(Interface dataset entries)
┌────────
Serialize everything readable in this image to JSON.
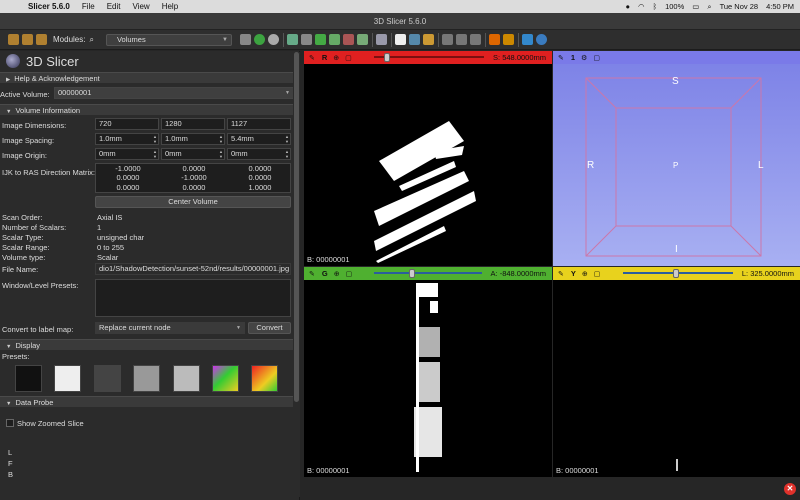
{
  "menubar": {
    "app_name": "Slicer 5.6.0",
    "items": [
      "File",
      "Edit",
      "View",
      "Help"
    ],
    "battery": "100%",
    "date": "Tue Nov 28",
    "time": "4:50 PM"
  },
  "window": {
    "title": "3D Slicer 5.6.0"
  },
  "toolbar": {
    "modules_label": "Modules:",
    "module_value": "Volumes"
  },
  "panel": {
    "logo_text": "3D Slicer",
    "help_section": "Help & Acknowledgement",
    "active_volume_label": "Active Volume:",
    "active_volume_value": "00000001",
    "volume_info_section": "Volume Information",
    "image_dimensions_label": "Image Dimensions:",
    "dimensions": [
      "720",
      "1280",
      "1127"
    ],
    "image_spacing_label": "Image Spacing:",
    "spacing": [
      "1.0mm",
      "1.0mm",
      "5.4mm"
    ],
    "image_origin_label": "Image Origin:",
    "origin": [
      "0mm",
      "0mm",
      "0mm"
    ],
    "ijk_label": "IJK to RAS Direction Matrix:",
    "matrix": [
      [
        "-1.0000",
        "0.0000",
        "0.0000"
      ],
      [
        "0.0000",
        "-1.0000",
        "0.0000"
      ],
      [
        "0.0000",
        "0.0000",
        "1.0000"
      ]
    ],
    "center_volume_button": "Center Volume",
    "scan_order_label": "Scan Order:",
    "scan_order": "Axial IS",
    "num_scalars_label": "Number of Scalars:",
    "num_scalars": "1",
    "scalar_type_label": "Scalar Type:",
    "scalar_type": "unsigned char",
    "scalar_range_label": "Scalar Range:",
    "scalar_range": "0 to 255",
    "volume_type_label": "Volume type:",
    "volume_type": "Scalar",
    "file_name_label": "File Name:",
    "file_name": "dio1/ShadowDetection/sunset-52nd/results/00000001.jpg",
    "wl_presets_label": "Window/Level Presets:",
    "convert_label": "Convert to label map:",
    "convert_option": "Replace current node",
    "convert_button": "Convert",
    "display_section": "Display",
    "presets_label": "Presets:",
    "data_probe_section": "Data Probe",
    "show_zoomed_slice": "Show Zoomed Slice",
    "probe_rows": [
      "L",
      "F",
      "B"
    ]
  },
  "views": {
    "red": {
      "name": "R",
      "value": "S: 548.0000mm",
      "corner": "B: 00000001",
      "color": "#e02020"
    },
    "threed": {
      "name": "1",
      "color": "#7a7ae8",
      "labels": {
        "top": "S",
        "left": "R",
        "right": "L",
        "center": "P",
        "bottom": "I"
      }
    },
    "green": {
      "name": "G",
      "value": "A: -848.0000mm",
      "corner": "B: 00000001",
      "color": "#4fb030"
    },
    "yellow": {
      "name": "Y",
      "value": "L: 325.0000mm",
      "corner": "B: 00000001",
      "color": "#e8d21d"
    }
  }
}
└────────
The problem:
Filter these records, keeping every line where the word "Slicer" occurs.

Exercise result:
    "app_name": "Slicer 5.6.0",
    "title": "3D Slicer 5.6.0"
    "logo_text": "3D Slicer",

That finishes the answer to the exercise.